The chief executive of Forum Solomon Islands International is asking who will be liable for the consequences of the leaking of a report into ethnic tensions quelled by international military intervention a decade ago.
The Truth and Reconciliation Commission's report - the product of extensive consultations with those on all sides of a conflict thought to have killed about 200 people - was presented to the prime minister well over a year ago.
It was widely expected to be made public within a few months, but after more than a year of waiting, Dr Terry Brown, the report's final editor, has released digital copies of it.
Benjamin Afuga told Annell Husband the forum doesn't believe Dr Brown will be liable for whatever happens next.
"AFUGA: We are very mindful of whatever might happen here after what is released. We don't think that Reverend Brown will be liable for certain things that will happen, for example. People might react to certain contents of the report. And if certain people went round asking for compensation, who is liable for that, who is responsible for that? These are the sensitive parts of the leakage that we are fearful of and we are very mindful of."
HUSBAND: And yet, the Forum has fully backed all of the calls and all of the pressure for the report to be tabled in parliament and then be made public according to the Act, as you've mentioned, hasn't it?

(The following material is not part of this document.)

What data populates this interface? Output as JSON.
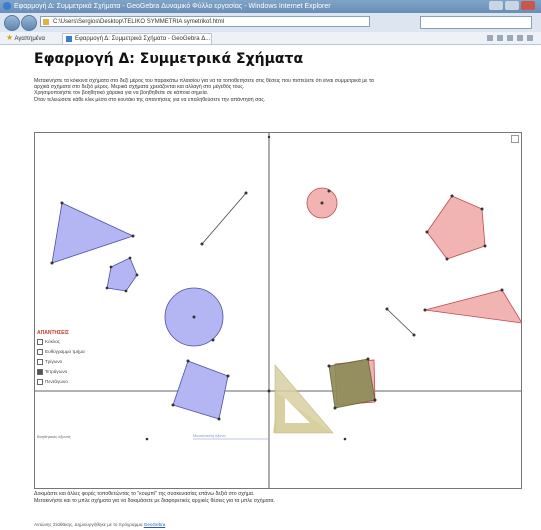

AFUGA: Yes, yes. We support the report to be released, but it has to be released according to the section of the TRC Act, not to be released as it has happened, although we respect Reverend Brown's decision to do that, whatever reason he has. He has said his side of the story. He has prayed about it and that's the decision that he came up with. But we are just fearful that we don't want to be part of any blame or any reactionary actions that might arise from certain contents of the report. The thing is that no one has seen the report so we were just mindful that we might see something that we shouldn't have seen, something like that.
HUSBAND: Do you think this could turn out to be counterproductive, and so it might make the government even less likely to release the report and to actually action it?
AFUGA: I also have that question because there are recommendations that the government is supposed to act on. But now that the report has been released in the wrong way, I don't know how the government will react to the recommendations.